### Action item
The answer must be the full set of records, repeated exactly.

(Stored items from a collection)
========================================================================

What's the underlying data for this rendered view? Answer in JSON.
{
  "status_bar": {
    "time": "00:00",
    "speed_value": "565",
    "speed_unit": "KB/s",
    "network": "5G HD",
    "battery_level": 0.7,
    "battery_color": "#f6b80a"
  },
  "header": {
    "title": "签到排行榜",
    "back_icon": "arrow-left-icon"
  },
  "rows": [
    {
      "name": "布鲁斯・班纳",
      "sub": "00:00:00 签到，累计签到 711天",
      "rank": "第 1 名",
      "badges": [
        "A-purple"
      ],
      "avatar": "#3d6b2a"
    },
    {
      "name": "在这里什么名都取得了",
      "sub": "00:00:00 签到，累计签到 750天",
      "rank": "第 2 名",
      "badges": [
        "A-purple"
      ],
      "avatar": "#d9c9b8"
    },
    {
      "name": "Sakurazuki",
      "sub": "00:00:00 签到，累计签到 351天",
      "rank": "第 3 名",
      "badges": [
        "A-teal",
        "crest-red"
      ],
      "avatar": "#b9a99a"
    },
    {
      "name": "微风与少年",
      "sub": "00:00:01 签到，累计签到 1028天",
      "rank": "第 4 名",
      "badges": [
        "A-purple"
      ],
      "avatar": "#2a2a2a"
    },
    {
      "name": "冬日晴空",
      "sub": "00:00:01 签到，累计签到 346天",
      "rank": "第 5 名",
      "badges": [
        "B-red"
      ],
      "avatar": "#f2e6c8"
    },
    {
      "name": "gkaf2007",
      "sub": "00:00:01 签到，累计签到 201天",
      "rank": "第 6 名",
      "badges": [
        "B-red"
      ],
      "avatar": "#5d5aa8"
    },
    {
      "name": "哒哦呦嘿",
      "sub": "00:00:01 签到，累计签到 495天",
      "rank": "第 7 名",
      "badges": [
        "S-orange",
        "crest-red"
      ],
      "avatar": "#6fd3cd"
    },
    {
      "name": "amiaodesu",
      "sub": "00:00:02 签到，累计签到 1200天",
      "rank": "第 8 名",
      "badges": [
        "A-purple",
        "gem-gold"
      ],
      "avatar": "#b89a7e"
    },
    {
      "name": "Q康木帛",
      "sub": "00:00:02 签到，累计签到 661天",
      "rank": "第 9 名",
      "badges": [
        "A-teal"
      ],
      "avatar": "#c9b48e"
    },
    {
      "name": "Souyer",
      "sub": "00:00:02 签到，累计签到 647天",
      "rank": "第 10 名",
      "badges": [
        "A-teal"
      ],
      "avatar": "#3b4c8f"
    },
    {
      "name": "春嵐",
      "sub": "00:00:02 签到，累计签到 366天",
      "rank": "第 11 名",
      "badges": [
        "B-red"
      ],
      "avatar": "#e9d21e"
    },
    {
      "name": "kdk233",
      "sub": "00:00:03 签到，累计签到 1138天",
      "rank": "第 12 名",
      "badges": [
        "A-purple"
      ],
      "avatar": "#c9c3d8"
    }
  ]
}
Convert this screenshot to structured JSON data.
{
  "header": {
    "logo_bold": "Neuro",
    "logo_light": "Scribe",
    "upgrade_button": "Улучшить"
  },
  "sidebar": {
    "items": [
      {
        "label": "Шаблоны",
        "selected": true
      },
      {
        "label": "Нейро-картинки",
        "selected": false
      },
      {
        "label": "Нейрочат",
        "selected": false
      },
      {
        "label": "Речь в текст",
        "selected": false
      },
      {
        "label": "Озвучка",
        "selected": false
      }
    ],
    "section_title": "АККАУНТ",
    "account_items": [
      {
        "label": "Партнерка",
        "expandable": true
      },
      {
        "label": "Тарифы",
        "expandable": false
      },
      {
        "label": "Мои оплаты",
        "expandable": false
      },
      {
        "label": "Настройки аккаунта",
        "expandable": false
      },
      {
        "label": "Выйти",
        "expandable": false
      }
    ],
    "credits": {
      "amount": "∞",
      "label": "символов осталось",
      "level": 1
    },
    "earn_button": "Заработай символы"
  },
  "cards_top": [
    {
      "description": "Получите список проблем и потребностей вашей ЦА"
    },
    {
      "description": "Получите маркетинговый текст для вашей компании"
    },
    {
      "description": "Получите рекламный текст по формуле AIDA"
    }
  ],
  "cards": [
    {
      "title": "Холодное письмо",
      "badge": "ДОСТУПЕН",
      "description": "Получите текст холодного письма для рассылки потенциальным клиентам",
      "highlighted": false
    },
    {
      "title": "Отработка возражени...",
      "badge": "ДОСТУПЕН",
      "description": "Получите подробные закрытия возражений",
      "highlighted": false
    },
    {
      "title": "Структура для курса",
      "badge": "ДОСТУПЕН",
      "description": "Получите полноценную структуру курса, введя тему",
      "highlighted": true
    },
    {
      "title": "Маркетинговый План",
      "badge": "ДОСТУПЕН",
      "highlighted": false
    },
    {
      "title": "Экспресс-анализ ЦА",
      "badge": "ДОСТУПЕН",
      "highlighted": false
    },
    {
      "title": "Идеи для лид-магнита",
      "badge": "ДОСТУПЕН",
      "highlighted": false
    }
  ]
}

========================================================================

### Answer box
What's the underlying data for this rendered view? Answer in JSON.
{
  "status_bar": {
    "time": "00:00",
    "speed_value": "565",
    "speed_unit": "KB/s",
    "network": "5G HD",
    "battery_level": 0.7,
    "battery_color": "#f6b80a"
  },
  "header": {
    "title": "签到排行榜",
    "back_icon": "arrow-left-icon"
  },
  "rows": [
    {
      "name": "布鲁斯・班纳",
      "sub": "00:00:00 签到，累计签到 711天",
      "rank": "第 1 名",
      "badges": [
        "A-purple"
      ],
      "avatar": "#3d6b2a"
    },
    {
      "name": "在这里什么名都取得了",
      "sub": "00:00:00 签到，累计签到 750天",
      "rank": "第 2 名",
      "badges": [
        "A-purple"
      ],
      "avatar": "#d9c9b8"
    },
    {
      "name": "Sakurazuki",
      "sub": "00:00:00 签到，累计签到 351天",
      "rank": "第 3 名",
      "badges": [
        "A-teal",
        "crest-red"
      ],
      "avatar": "#b9a99a"
    },
    {
      "name": "微风与少年",
      "sub": "00:00:01 签到，累计签到 1028天",
      "rank": "第 4 名",
      "badges": [
        "A-purple"
      ],
      "avatar": "#2a2a2a"
    },
    {
      "name": "冬日晴空",
      "sub": "00:00:01 签到，累计签到 346天",
      "rank": "第 5 名",
      "badges": [
        "B-red"
      ],
      "avatar": "#f2e6c8"
    },
    {
      "name": "gkaf2007",
      "sub": "00:00:01 签到，累计签到 201天",
      "rank": "第 6 名",
      "badges": [
        "B-red"
      ],
      "avatar": "#5d5aa8"
    },
    {
      "name": "哒哦呦嘿",
      "sub": "00:00:01 签到，累计签到 495天",
      "rank": "第 7 名",
      "badges": [
        "S-orange",
        "crest-red"
      ],
      "avatar": "#6fd3cd"
    },
    {
      "name": "amiaodesu",
      "sub": "00:00:02 签到，累计签到 1200天",
      "rank": "第 8 名",
      "badges": [
        "A-purple",
        "gem-gold"
      ],
      "avatar": "#b89a7e"
    },
    {
      "name": "Q康木帛",
      "sub": "00:00:02 签到，累计签到 661天",
      "rank": "第 9 名",
      "badges": [
        "A-teal"
      ],
      "avatar": "#c9b48e"
    },
    {
      "name": "Souyer",
      "sub": "00:00:02 签到，累计签到 647天",
      "rank": "第 10 名",
      "badges": [
        "A-teal"
      ],
      "avatar": "#3b4c8f"
    },
    {
      "name": "春嵐",
      "sub": "00:00:02 签到，累计签到 366天",
      "rank": "第 11 名",
      "badges": [
        "B-red"
      ],
      "avatar": "#e9d21e"
    },
    {
      "name": "kdk233",
      "sub": "00:00:03 签到，累计签到 1138天",
      "rank": "第 12 名",
      "badges": [
        "A-purple"
      ],
      "avatar": "#c9c3d8"
    }
  ]
}
Convert this screenshot to structured JSON data.
{
  "header": {
    "logo_bold": "Neuro",
    "logo_light": "Scribe",
    "upgrade_button": "Улучшить"
  },
  "sidebar": {
    "items": [
      {
        "label": "Шаблоны",
        "selected": true
      },
      {
        "label": "Нейро-картинки",
        "selected": false
      },
      {
        "label": "Нейрочат",
        "selected": false
      },
      {
        "label": "Речь в текст",
        "selected": false
      },
      {
        "label": "Озвучка",
        "selected": false
      }
    ],
    "section_title": "АККАУНТ",
    "account_items": [
      {
        "label": "Партнерка",
        "expandable": true
      },
      {
        "label": "Тарифы",
        "expandable": false
      },
      {
        "label": "Мои оплаты",
        "expandable": false
      },
      {
        "label": "Настройки аккаунта",
        "expandable": false
      },
      {
        "label": "Выйти",
        "expandable": false
      }
    ],
    "credits": {
      "amount": "∞",
      "label": "символов осталось",
      "level": 1
    },
    "earn_button": "Заработай символы"
  },
  "cards_top": [
    {
      "description": "Получите список проблем и потребностей вашей ЦА"
    },
    {
      "description": "Получите маркетинговый текст для вашей компании"
    },
    {
      "description": "Получите рекламный текст по формуле AIDA"
    }
  ],
  "cards": [
    {
      "title": "Холодное письмо",
      "badge": "ДОСТУПЕН",
      "description": "Получите текст холодного письма для рассылки потенциальным клиентам",
      "highlighted": false
    },
    {
      "title": "Отработка возражени...",
      "badge": "ДОСТУПЕН",
      "description": "Получите подробные закрытия возражений",
      "highlighted": false
    },
    {
      "title": "Структура для курса",
      "badge": "ДОСТУПЕН",
      "description": "Получите полноценную структуру курса, введя тему",
      "highlighted": true
    },
    {
      "title": "Маркетинговый План",
      "badge": "ДОСТУПЕН",
      "highlighted": false
    },
    {
      "title": "Экспресс-анализ ЦА",
      "badge": "ДОСТУПЕН",
      "highlighted": false
    },
    {
      "title": "Идеи для лид-магнита",
      "badge": "ДОСТУПЕН",
      "highlighted": false
    }
  ]
}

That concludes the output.